* **What to work on**: Any image in the records is to be dropped, and everything else duplicated precisely.

* **Raw data**:
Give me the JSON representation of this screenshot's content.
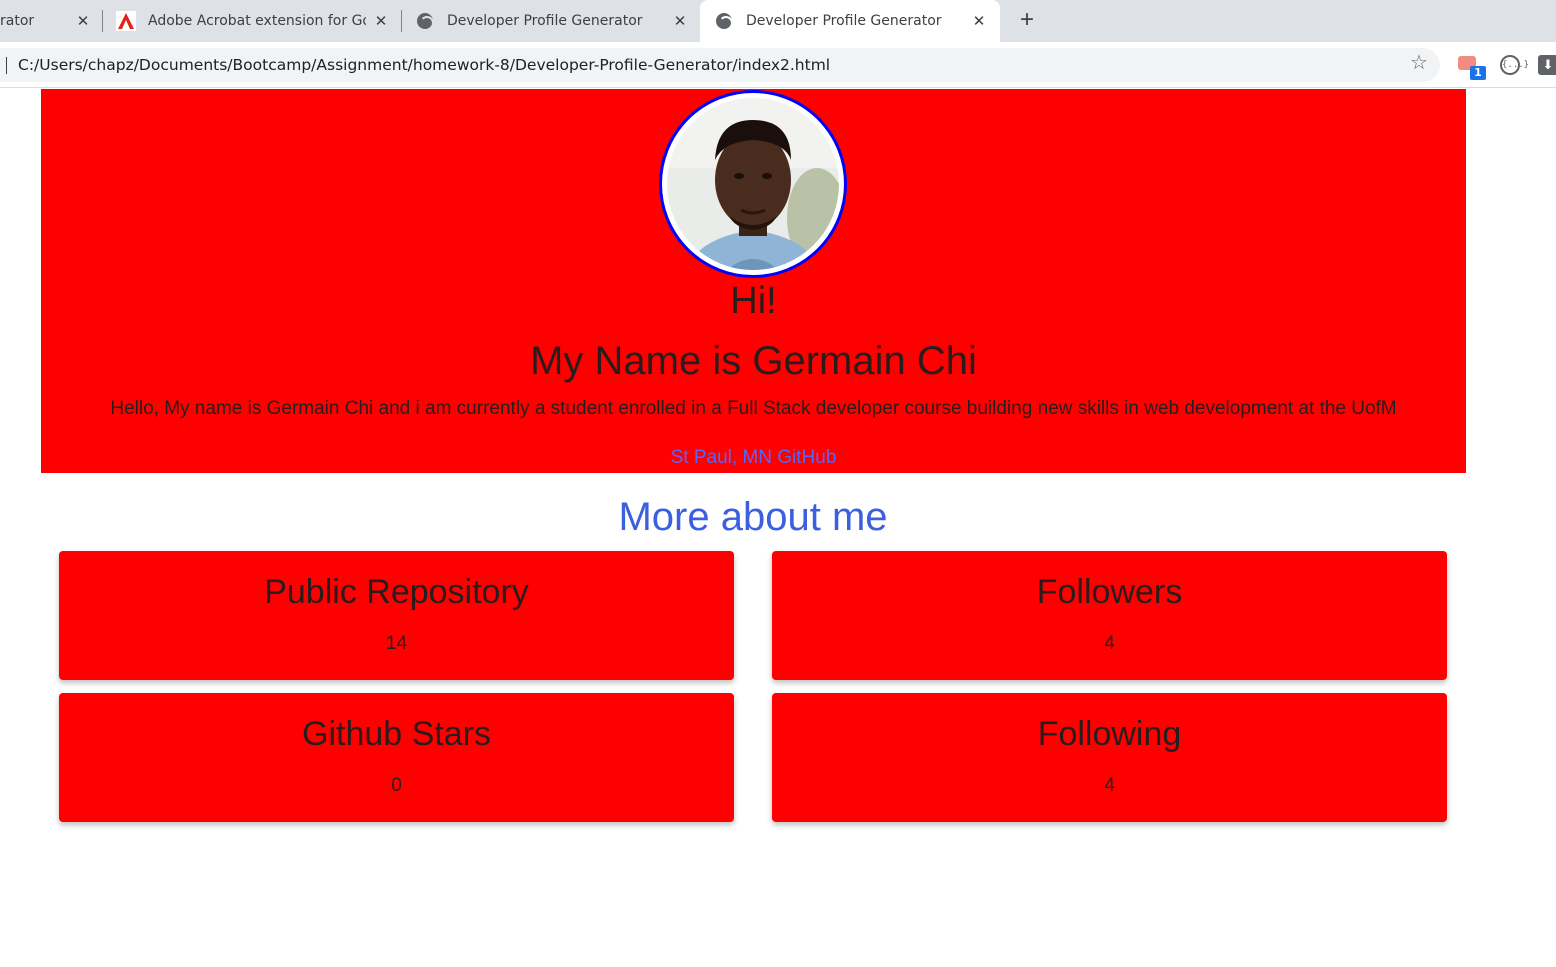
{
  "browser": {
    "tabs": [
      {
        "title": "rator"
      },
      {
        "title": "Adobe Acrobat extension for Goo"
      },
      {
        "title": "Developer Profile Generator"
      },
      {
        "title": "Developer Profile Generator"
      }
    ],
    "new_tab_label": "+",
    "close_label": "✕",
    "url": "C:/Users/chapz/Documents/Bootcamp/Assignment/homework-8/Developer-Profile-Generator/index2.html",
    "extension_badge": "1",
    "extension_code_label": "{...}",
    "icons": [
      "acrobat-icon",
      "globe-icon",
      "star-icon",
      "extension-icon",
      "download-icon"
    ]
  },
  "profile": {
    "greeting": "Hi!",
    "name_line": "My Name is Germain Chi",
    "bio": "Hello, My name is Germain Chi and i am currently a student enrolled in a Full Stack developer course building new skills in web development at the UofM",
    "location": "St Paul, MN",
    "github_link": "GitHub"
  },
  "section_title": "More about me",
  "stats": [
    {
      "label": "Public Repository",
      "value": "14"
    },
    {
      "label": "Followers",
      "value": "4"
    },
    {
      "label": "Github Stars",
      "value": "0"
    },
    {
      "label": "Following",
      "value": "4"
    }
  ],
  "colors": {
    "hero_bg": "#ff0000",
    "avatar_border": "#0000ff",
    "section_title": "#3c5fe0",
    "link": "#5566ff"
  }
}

* **Answer below**:
Give me the JSON representation of this screenshot's content.
{
  "browser": {
    "tabs": [
      {
        "title": "rator"
      },
      {
        "title": "Adobe Acrobat extension for Goo"
      },
      {
        "title": "Developer Profile Generator"
      },
      {
        "title": "Developer Profile Generator"
      }
    ],
    "new_tab_label": "+",
    "close_label": "✕",
    "url": "C:/Users/chapz/Documents/Bootcamp/Assignment/homework-8/Developer-Profile-Generator/index2.html",
    "extension_badge": "1",
    "extension_code_label": "{...}",
    "icons": [
      "acrobat-icon",
      "globe-icon",
      "star-icon",
      "extension-icon",
      "download-icon"
    ]
  },
  "profile": {
    "greeting": "Hi!",
    "name_line": "My Name is Germain Chi",
    "bio": "Hello, My name is Germain Chi and i am currently a student enrolled in a Full Stack developer course building new skills in web development at the UofM",
    "location": "St Paul, MN",
    "github_link": "GitHub"
  },
  "section_title": "More about me",
  "stats": [
    {
      "label": "Public Repository",
      "value": "14"
    },
    {
      "label": "Followers",
      "value": "4"
    },
    {
      "label": "Github Stars",
      "value": "0"
    },
    {
      "label": "Following",
      "value": "4"
    }
  ],
  "colors": {
    "hero_bg": "#ff0000",
    "avatar_border": "#0000ff",
    "section_title": "#3c5fe0",
    "link": "#5566ff"
  }
}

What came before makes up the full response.